Rosenthal’s prose is serviceable; not great or exceptional, and might, in spots, have benefitted from a more aggressive (or, at least, a less solicitous) editorial hand. The book is over-long, inflated by too much that is simply beside the point. The author has an annoying habit in narrative passages of remarking unnecessary detail—material that should have hit the cutting room floor on a first or second pass—dallying with banal arcana like a third-rate juvenile diarist. Especially in the novel’s second half, some of the sex scenes have the tired, warmed-over feel of superfluous reprise. The constant exchange of clich├ęd text messages does very little to advance the story or deepen our understanding of the characters, and becomes increasingly boring as the book wears on. Some artful narrative compression might have helped keep things focused—did we really need to hear about how Rye slept on the train from New York to Washington, and then slept some more on the return trip? Better self-editing could have enhanced word-flow; chopping redundant scenes could have given some portrayals a less artificial feel along with much greater emotional impact.

Readers who want to explore this world should naturally check their inhibitions at the door, along with any inflexibly prejudiced notions of what is and isn’t sexy. (Personally, I try to keep an open mind, especially when reviewing; I don’t judge anybody for their particular kinks, even if I am viscerally repulsed by some types of ritual humiliation, certain portrayals of group rape play, and pretty much anything involving Golden Showers or scat.)  Of course, we all bring our own personal set of hard and soft limits to any story we peruse; one’s earth-rending turn-on may well be another’s gorge-rising gross-out; the question is; do we allow our hang-ups to get in the way of an otherwise interesting and valuable learning experience? The irony is that many of those who would most benefit from the ideas presented in Rye will probably never read it, or stop reading at the first foray beyond their narrow comfort zones. More’s the pity.
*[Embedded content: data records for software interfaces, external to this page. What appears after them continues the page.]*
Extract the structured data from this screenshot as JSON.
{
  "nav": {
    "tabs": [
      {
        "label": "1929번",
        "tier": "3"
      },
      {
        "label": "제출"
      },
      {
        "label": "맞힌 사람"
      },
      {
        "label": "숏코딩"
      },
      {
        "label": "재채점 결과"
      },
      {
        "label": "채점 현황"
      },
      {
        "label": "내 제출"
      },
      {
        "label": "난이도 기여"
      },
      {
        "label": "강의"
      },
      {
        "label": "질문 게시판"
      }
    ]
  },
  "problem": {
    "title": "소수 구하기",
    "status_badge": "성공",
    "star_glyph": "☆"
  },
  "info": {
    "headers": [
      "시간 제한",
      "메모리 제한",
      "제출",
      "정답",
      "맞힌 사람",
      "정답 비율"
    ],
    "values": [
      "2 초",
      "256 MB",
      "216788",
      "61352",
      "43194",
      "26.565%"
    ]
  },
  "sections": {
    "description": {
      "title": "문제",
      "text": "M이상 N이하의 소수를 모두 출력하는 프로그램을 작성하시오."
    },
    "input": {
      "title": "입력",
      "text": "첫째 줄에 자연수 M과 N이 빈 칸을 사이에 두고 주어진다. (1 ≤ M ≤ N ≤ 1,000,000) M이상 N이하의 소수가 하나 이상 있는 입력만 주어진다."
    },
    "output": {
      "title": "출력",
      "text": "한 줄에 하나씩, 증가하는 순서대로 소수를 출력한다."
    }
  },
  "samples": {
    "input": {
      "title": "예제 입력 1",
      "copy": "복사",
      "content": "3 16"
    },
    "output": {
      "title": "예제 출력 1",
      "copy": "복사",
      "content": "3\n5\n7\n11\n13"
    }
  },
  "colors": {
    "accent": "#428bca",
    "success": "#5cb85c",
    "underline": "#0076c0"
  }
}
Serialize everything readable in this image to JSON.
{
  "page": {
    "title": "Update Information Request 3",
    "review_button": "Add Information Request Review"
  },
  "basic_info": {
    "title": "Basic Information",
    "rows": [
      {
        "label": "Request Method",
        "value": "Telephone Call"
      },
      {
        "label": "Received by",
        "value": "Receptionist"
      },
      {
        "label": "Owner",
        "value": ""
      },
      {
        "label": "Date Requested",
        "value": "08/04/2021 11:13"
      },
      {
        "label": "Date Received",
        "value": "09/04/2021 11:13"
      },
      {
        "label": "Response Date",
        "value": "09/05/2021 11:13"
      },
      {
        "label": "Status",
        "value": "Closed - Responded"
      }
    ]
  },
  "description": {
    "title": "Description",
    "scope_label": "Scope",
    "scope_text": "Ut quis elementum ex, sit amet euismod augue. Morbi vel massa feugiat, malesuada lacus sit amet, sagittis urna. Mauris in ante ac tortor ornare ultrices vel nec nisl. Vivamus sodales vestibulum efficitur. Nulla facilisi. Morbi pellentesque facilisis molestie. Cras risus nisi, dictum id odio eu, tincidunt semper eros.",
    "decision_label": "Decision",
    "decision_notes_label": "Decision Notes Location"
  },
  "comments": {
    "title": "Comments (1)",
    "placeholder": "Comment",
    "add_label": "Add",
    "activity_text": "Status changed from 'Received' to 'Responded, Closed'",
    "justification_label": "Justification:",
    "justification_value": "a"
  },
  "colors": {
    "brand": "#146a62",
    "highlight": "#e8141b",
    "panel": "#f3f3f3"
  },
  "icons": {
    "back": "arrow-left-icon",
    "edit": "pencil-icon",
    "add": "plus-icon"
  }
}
While Rye certainly has its flaws—what book doesn’t?—it is a work of unique vision; the product of a serious passion; one of those unusual efforts that genuinely transcends the sum of its parts. Well worth a download.